> **PROBLEM REQUIREMENTS**: From the material beneath, pull every line with the word "active".

> **INFORMATION SHOWN**:

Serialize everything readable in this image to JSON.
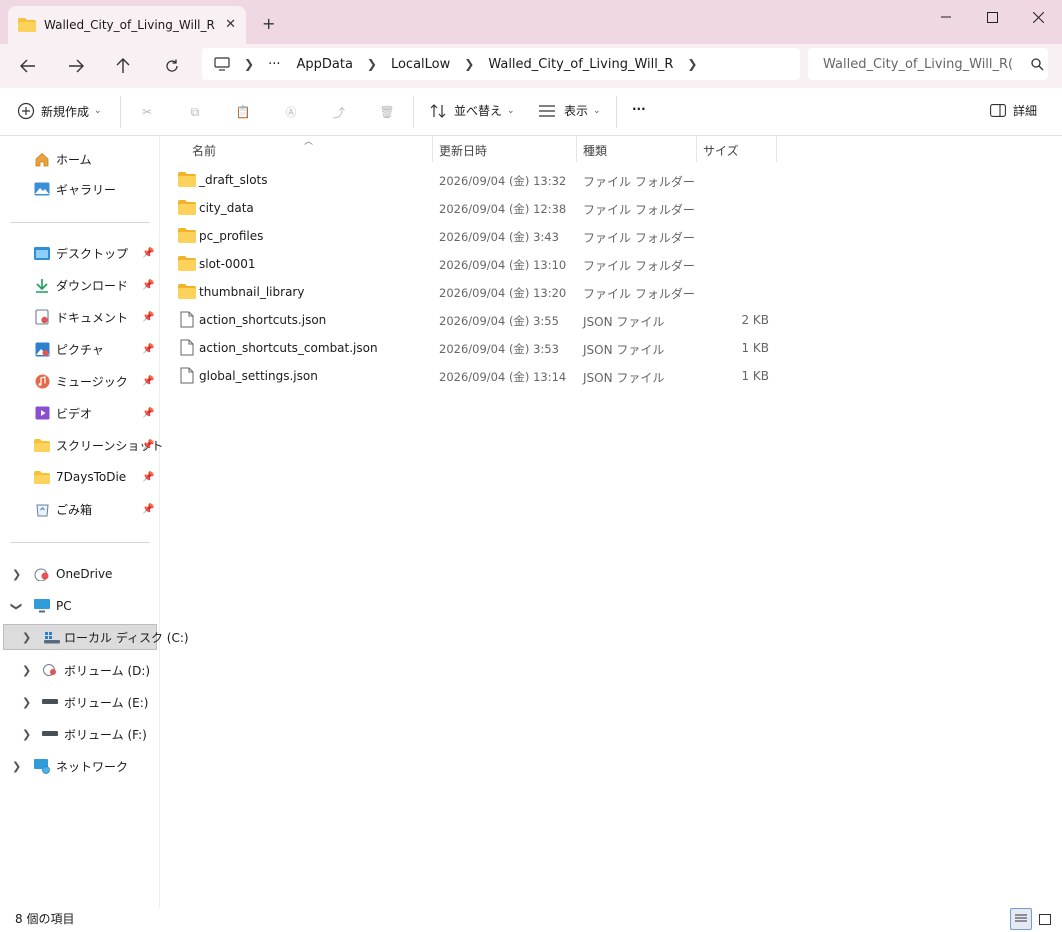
{
  "tab": {
    "title": "Walled_City_of_Living_Will_R",
    "close": "✕",
    "new": "+"
  },
  "window": {
    "minimize": "—",
    "maximize": "☐",
    "close": "✕"
  },
  "breadcrumb": {
    "ellipsis": "···",
    "items": [
      "AppData",
      "LocalLow",
      "Walled_City_of_Living_Will_R"
    ]
  },
  "search": {
    "value": "Walled_City_of_Living_Will_R("
  },
  "toolbar": {
    "new_label": "新規作成",
    "sort_label": "並べ替え",
    "view_label": "表示",
    "more": "···",
    "details_label": "詳細"
  },
  "sidebar": {
    "quick": [
      {
        "label": "ホーム",
        "icon": "home-icon"
      },
      {
        "label": "ギャラリー",
        "icon": "gallery-icon"
      }
    ],
    "pinned": [
      {
        "label": "デスクトップ",
        "icon": "desktop-icon"
      },
      {
        "label": "ダウンロード",
        "icon": "download-icon"
      },
      {
        "label": "ドキュメント",
        "icon": "documents-icon"
      },
      {
        "label": "ピクチャ",
        "icon": "pictures-icon"
      },
      {
        "label": "ミュージック",
        "icon": "music-icon"
      },
      {
        "label": "ビデオ",
        "icon": "video-icon"
      },
      {
        "label": "スクリーンショット",
        "icon": "folder-icon"
      },
      {
        "label": "7DaysToDie",
        "icon": "folder-icon"
      },
      {
        "label": "ごみ箱",
        "icon": "recycle-bin-icon"
      }
    ],
    "tree": [
      {
        "label": "OneDrive",
        "icon": "onedrive-icon"
      },
      {
        "label": "PC",
        "icon": "pc-icon"
      },
      {
        "label": "ローカル ディスク (C:)",
        "icon": "drive-icon"
      },
      {
        "label": "ボリューム (D:)",
        "icon": "drive-icon"
      },
      {
        "label": "ボリューム (E:)",
        "icon": "drive-icon"
      },
      {
        "label": "ボリューム (F:)",
        "icon": "drive-icon"
      },
      {
        "label": "ネットワーク",
        "icon": "network-icon"
      }
    ]
  },
  "columns": {
    "name": "名前",
    "date": "更新日時",
    "type": "種類",
    "size": "サイズ"
  },
  "files": [
    {
      "name": "_draft_slots",
      "date": "2026/09/04 (金) 13:32",
      "type": "ファイル フォルダー",
      "size": "",
      "icon": "folder-icon"
    },
    {
      "name": "city_data",
      "date": "2026/09/04 (金) 12:38",
      "type": "ファイル フォルダー",
      "size": "",
      "icon": "folder-icon"
    },
    {
      "name": "pc_profiles",
      "date": "2026/09/04 (金) 3:43",
      "type": "ファイル フォルダー",
      "size": "",
      "icon": "folder-icon"
    },
    {
      "name": "slot-0001",
      "date": "2026/09/04 (金) 13:10",
      "type": "ファイル フォルダー",
      "size": "",
      "icon": "folder-icon"
    },
    {
      "name": "thumbnail_library",
      "date": "2026/09/04 (金) 13:20",
      "type": "ファイル フォルダー",
      "size": "",
      "icon": "folder-icon"
    },
    {
      "name": "action_shortcuts.json",
      "date": "2026/09/04 (金) 3:55",
      "type": "JSON ファイル",
      "size": "2 KB",
      "icon": "file-icon"
    },
    {
      "name": "action_shortcuts_combat.json",
      "date": "2026/09/04 (金) 3:53",
      "type": "JSON ファイル",
      "size": "1 KB",
      "icon": "file-icon"
    },
    {
      "name": "global_settings.json",
      "date": "2026/09/04 (金) 13:14",
      "type": "JSON ファイル",
      "size": "1 KB",
      "icon": "file-icon"
    }
  ],
  "status": {
    "count": "8 個の項目"
  },
  "colors": {
    "titlebar": "#efd7e3",
    "navbar": "#f9f0f4",
    "folder": "#f5c13b",
    "selected": "#dcdcdc"
  }
}
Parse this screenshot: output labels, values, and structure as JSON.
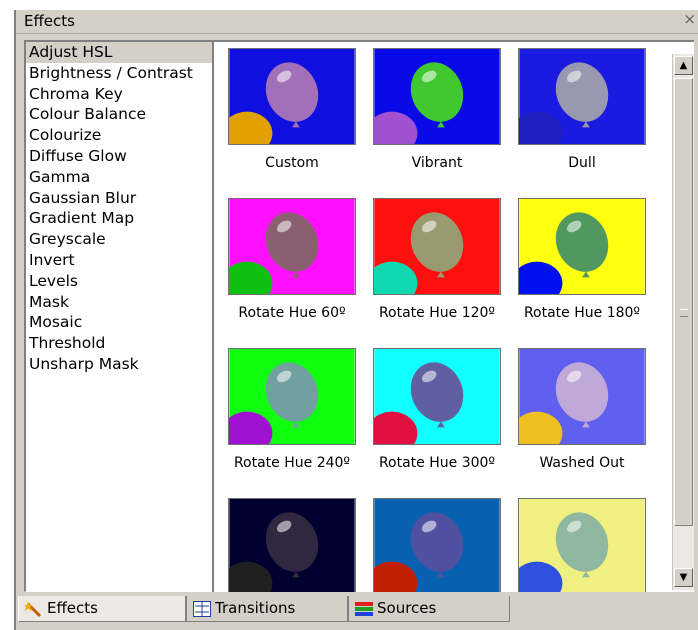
{
  "window": {
    "title": "Effects",
    "close_glyph": "×"
  },
  "effects_list": [
    "Adjust HSL",
    "Brightness / Contrast",
    "Chroma Key",
    "Colour Balance",
    "Colourize",
    "Diffuse Glow",
    "Gamma",
    "Gaussian Blur",
    "Gradient Map",
    "Greyscale",
    "Invert",
    "Levels",
    "Mask",
    "Mosaic",
    "Threshold",
    "Unsharp Mask"
  ],
  "selected_effect": "Adjust HSL",
  "presets": [
    {
      "label": "Custom",
      "bg": "#0f0fe0",
      "balloon": "#a270b8",
      "second": "#e0a000"
    },
    {
      "label": "Vibrant",
      "bg": "#0a0ae8",
      "balloon": "#40c830",
      "second": "#a050d0"
    },
    {
      "label": "Dull",
      "bg": "#1a1ae0",
      "balloon": "#9898b0",
      "second": "#2020c0"
    },
    {
      "label": "Rotate Hue 60º",
      "bg": "#ff10ff",
      "balloon": "#8a6070",
      "second": "#10c010"
    },
    {
      "label": "Rotate Hue 120º",
      "bg": "#ff1010",
      "balloon": "#9a9a70",
      "second": "#10d8b0"
    },
    {
      "label": "Rotate Hue 180º",
      "bg": "#ffff10",
      "balloon": "#509860",
      "second": "#0010f0"
    },
    {
      "label": "Rotate Hue 240º",
      "bg": "#10ff10",
      "balloon": "#70a0a0",
      "second": "#a010d0"
    },
    {
      "label": "Rotate Hue 300º",
      "bg": "#10ffff",
      "balloon": "#6060a0",
      "second": "#e01040"
    },
    {
      "label": "Washed Out",
      "bg": "#6060f0",
      "balloon": "#c0a8d8",
      "second": "#f0c020"
    },
    {
      "label": "",
      "bg": "#000030",
      "balloon": "#302840",
      "second": "#202020"
    },
    {
      "label": "",
      "bg": "#0860b0",
      "balloon": "#5050a0",
      "second": "#c02000"
    },
    {
      "label": "",
      "bg": "#f0f080",
      "balloon": "#90b8a0",
      "second": "#3050e0"
    }
  ],
  "scrollbar": {
    "up_icon": "▲",
    "down_icon": "▼"
  },
  "tabs": [
    {
      "label": "Effects",
      "icon": "effects-wand-icon",
      "active": true
    },
    {
      "label": "Transitions",
      "icon": "transitions-icon",
      "active": false
    },
    {
      "label": "Sources",
      "icon": "sources-icon",
      "active": false
    }
  ]
}
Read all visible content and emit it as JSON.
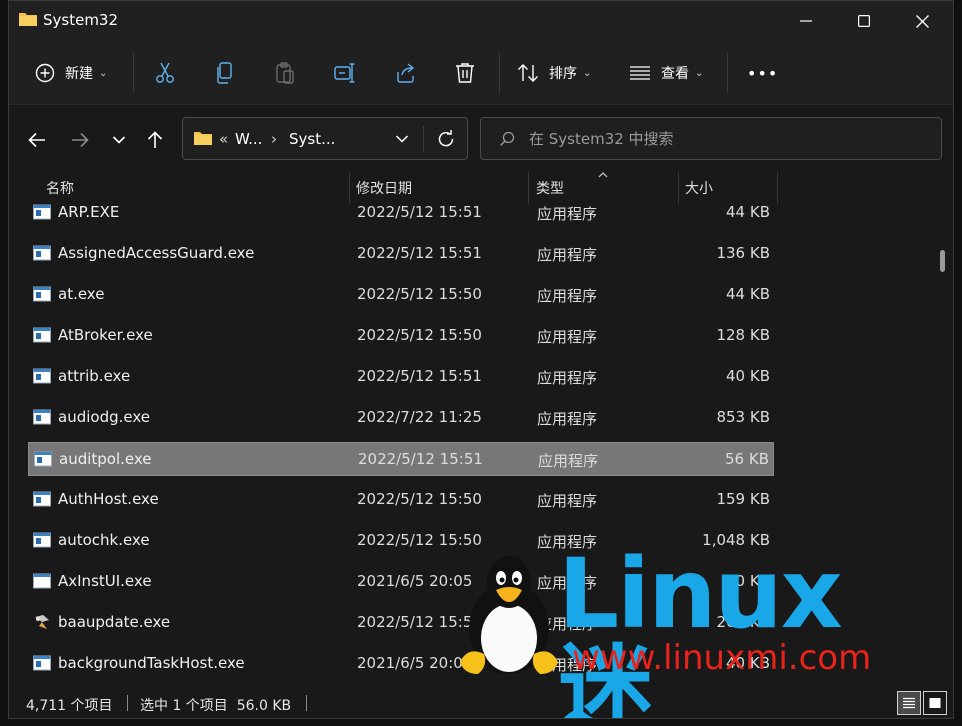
{
  "window": {
    "title": "System32"
  },
  "toolbar": {
    "new_label": "新建",
    "sort_label": "排序",
    "view_label": "查看",
    "more_label": "•••"
  },
  "address": {
    "chevrons": "«",
    "seg1": "W...",
    "sep": "›",
    "seg2": "Syst..."
  },
  "search": {
    "placeholder": "在 System32 中搜索"
  },
  "columns": {
    "name": "名称",
    "date": "修改日期",
    "type": "类型",
    "size": "大小"
  },
  "files": [
    {
      "name": "ARP.EXE",
      "date": "2022/5/12 15:51",
      "type": "应用程序",
      "size": "44 KB",
      "icon": "exe-window-icon"
    },
    {
      "name": "AssignedAccessGuard.exe",
      "date": "2022/5/12 15:51",
      "type": "应用程序",
      "size": "136 KB",
      "icon": "exe-window-icon"
    },
    {
      "name": "at.exe",
      "date": "2022/5/12 15:50",
      "type": "应用程序",
      "size": "44 KB",
      "icon": "exe-window-icon"
    },
    {
      "name": "AtBroker.exe",
      "date": "2022/5/12 15:50",
      "type": "应用程序",
      "size": "128 KB",
      "icon": "exe-window-icon"
    },
    {
      "name": "attrib.exe",
      "date": "2022/5/12 15:51",
      "type": "应用程序",
      "size": "40 KB",
      "icon": "exe-window-icon"
    },
    {
      "name": "audiodg.exe",
      "date": "2022/7/22 11:25",
      "type": "应用程序",
      "size": "853 KB",
      "icon": "exe-window-icon"
    },
    {
      "name": "auditpol.exe",
      "date": "2022/5/12 15:51",
      "type": "应用程序",
      "size": "56 KB",
      "icon": "exe-window-icon",
      "selected": true
    },
    {
      "name": "AuthHost.exe",
      "date": "2022/5/12 15:50",
      "type": "应用程序",
      "size": "159 KB",
      "icon": "exe-window-icon"
    },
    {
      "name": "autochk.exe",
      "date": "2022/5/12 15:50",
      "type": "应用程序",
      "size": "1,048 KB",
      "icon": "exe-window-icon"
    },
    {
      "name": "AxInstUI.exe",
      "date": "2021/6/5 20:05",
      "type": "应用程序",
      "size": "80 KB",
      "icon": "exe-plain-window-icon"
    },
    {
      "name": "baaupdate.exe",
      "date": "2022/5/12 15:51",
      "type": "应用程序",
      "size": "263 KB",
      "icon": "exe-update-icon"
    },
    {
      "name": "backgroundTaskHost.exe",
      "date": "2021/6/5 20:05",
      "type": "应用程序",
      "size": "40 KB",
      "icon": "exe-window-icon"
    }
  ],
  "status": {
    "item_count": "4,711 个项目",
    "selection": "选中 1 个项目  56.0 KB"
  },
  "watermark": {
    "logo": "Linux迷",
    "url": "www.linuxmi.com"
  },
  "colors": {
    "background": "#191919",
    "selection": "#777777",
    "folder": "#f2c14e",
    "accent_logo": "#1aa7e8",
    "accent_url": "#e8231c"
  }
}
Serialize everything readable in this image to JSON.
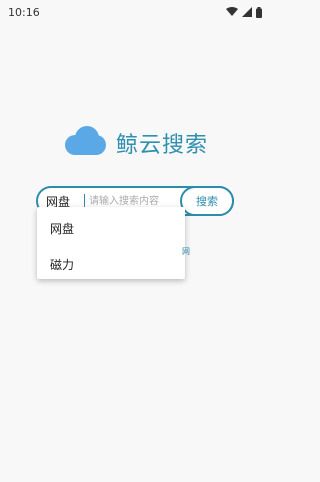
{
  "status_bar": {
    "time": "10:16",
    "icons": [
      "wifi-icon",
      "signal-icon",
      "battery-icon"
    ]
  },
  "app": {
    "logo_icon": "cloud-icon",
    "title": "鲸云搜索",
    "accent_color": "#2d8cab",
    "cloud_color": "#5aa9e6"
  },
  "search": {
    "type_label": "网盘",
    "placeholder": "请输入搜索内容",
    "value": "",
    "button_label": "搜索"
  },
  "dropdown": {
    "items": [
      "网盘",
      "磁力"
    ]
  },
  "hint_text": "网"
}
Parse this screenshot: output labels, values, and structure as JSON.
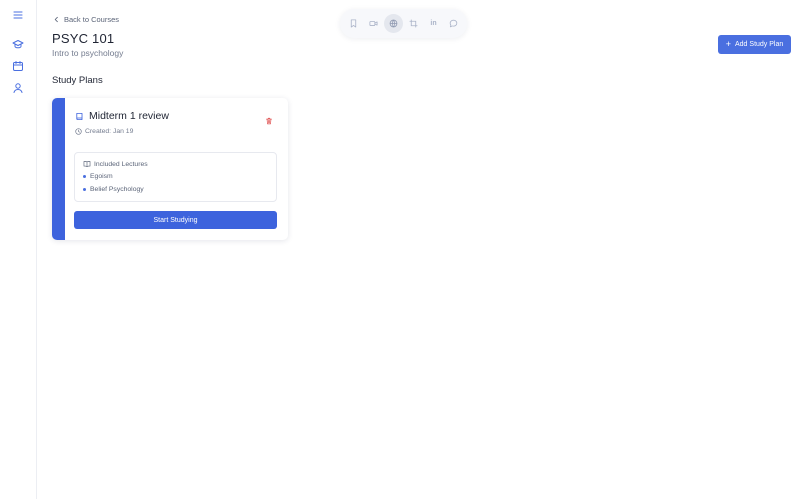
{
  "sidebar": {
    "items": [
      {
        "icon": "menu-icon"
      },
      {
        "icon": "graduation-cap-icon"
      },
      {
        "icon": "calendar-icon"
      },
      {
        "icon": "user-icon"
      }
    ]
  },
  "toolbar": {
    "items": [
      {
        "icon": "bookmark-icon"
      },
      {
        "icon": "video-icon"
      },
      {
        "icon": "globe-icon",
        "active": true
      },
      {
        "icon": "crop-icon"
      },
      {
        "icon": "linkedin-icon",
        "text": "in"
      },
      {
        "icon": "chat-bubble-icon"
      }
    ]
  },
  "header": {
    "back_label": "Back to Courses",
    "title": "PSYC 101",
    "subtitle": "Intro to psychology",
    "add_button_label": "Add Study Plan"
  },
  "section_title": "Study Plans",
  "study_plan": {
    "title": "Midterm 1 review",
    "created": "Created: Jan 19",
    "lectures_heading": "Included Lectures",
    "lectures": [
      "Egoism",
      "Belief Psychology"
    ],
    "start_button_label": "Start Studying"
  },
  "colors": {
    "accent": "#3d63dd",
    "button": "#4a6fe0",
    "delete": "#e05252"
  }
}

> **PROBLEM SOLUTION**:
      "active": true
      "active": false
      "active": false
        "active": true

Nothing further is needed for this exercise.